Coincidentally, today, 11th February 2019, is the 7th day of the 15-day Lunar New Year (otherwise known as “Chinese New Year”), which is celebrated by many Asians around the world, including those in China, Singapore, South Korea, North Korea, Malaysia, Thailand, Vietnam, Cambodia and Laos.  Today, the 7th day of the Lunar New Year, also happens to be “Renri” (“人日”), “everybody’s birthday”.  Happy Birthday, everyone! Perhaps it is also a good time for each of us to make a birthday wish for the year ahead.


Recently, I had coaching sessions and meetings that provided me with some valuable insights.

My fellow coaches and I only coach those who are motivated and ready to be coached.  In other words, we coach only those who are coachable, committed and willing to learn and grow.  It makes a lot of sense.  We do not believe in wasting anyone’s time – theirs or ours.

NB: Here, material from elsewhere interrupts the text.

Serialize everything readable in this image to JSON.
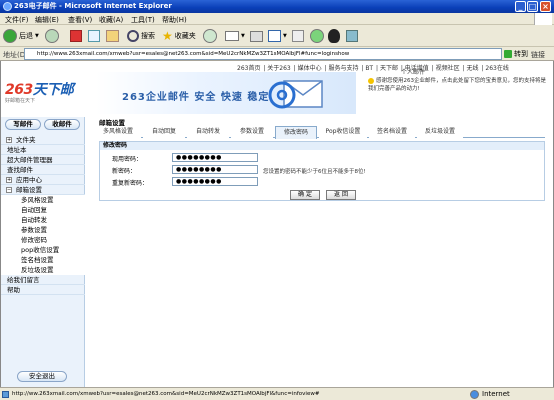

At the same time, I was recently reminded of how a growth mindset changes almost everything – legendary teacher Marva Collins taught “discarded” inner-city Chicago children to read Shakespeare and The Wall Street Journal; Jaime Alfonso Escalante Gutierrez taught inner-city high school students college calculus in Los Angeles; Dorothy DeLay taught violin at Juilliard School of Music, believing that “anything is possible”; coach John Wooden focused on helping his players fulfil their potential in life, not just in basketball; former CEO Lou Gerstner led IBM in its historic corporate turnaround in the 1990s by focusing on personal growth and a corporate culture that fostered it.

All this was possible because each teacher, coach and leader made the effort to listen and observe those who were not fulfilling their potential.  While there are those who are genuinely uninterested and unmotivated, there are also those who seem unmotivated only because, among other reasons, they have been put in the wrong environment with the wrong fit and/or without the necessary skills and resources to succeed.


As leaders, managers and coaches, we must be able to pause, discern and ask ourselves honestly if we have truly listened and given our team members or coachees the best conditions and resources with which to flourish.  It is equally important that we resist the temptation to provide all the suggestions and answers, especially with coachees who are new to coaching and eager to “learn from the expert” or “the boss”.  They need to understand that a coach is not a counsellor or consultant dishing out all the ideas.

Top leaders facilitate and draw out the best in people.  Effective coaching involves asking the right questions to challenge coachees to come up with their own ideas and solutions.  Such facilitation and coaching lead to greater ownership, sustained transformation and performance, as well as a stronger sense of achievement in those who are coached.

What also helps is not having the “CEO disease”, i.e. reigning from atop a pedestal and wanting to be seen as perfect, with decreasing self-awareness.  Seasoned leaders who coach and are themselves coached know that they constantly need humility, as well as the courage and discipline to keep on getting better.   They excel when they also have an attitude of gratitude, a growth mindset and a desire to keep on learning.

So, this year, as a leader and a coach, what will you stop, start, continue and change?




Note: Several examples provided were extracted from Stanford University psychologist Dr. Carol S. Dweck’s book, Mindset (2017 edition).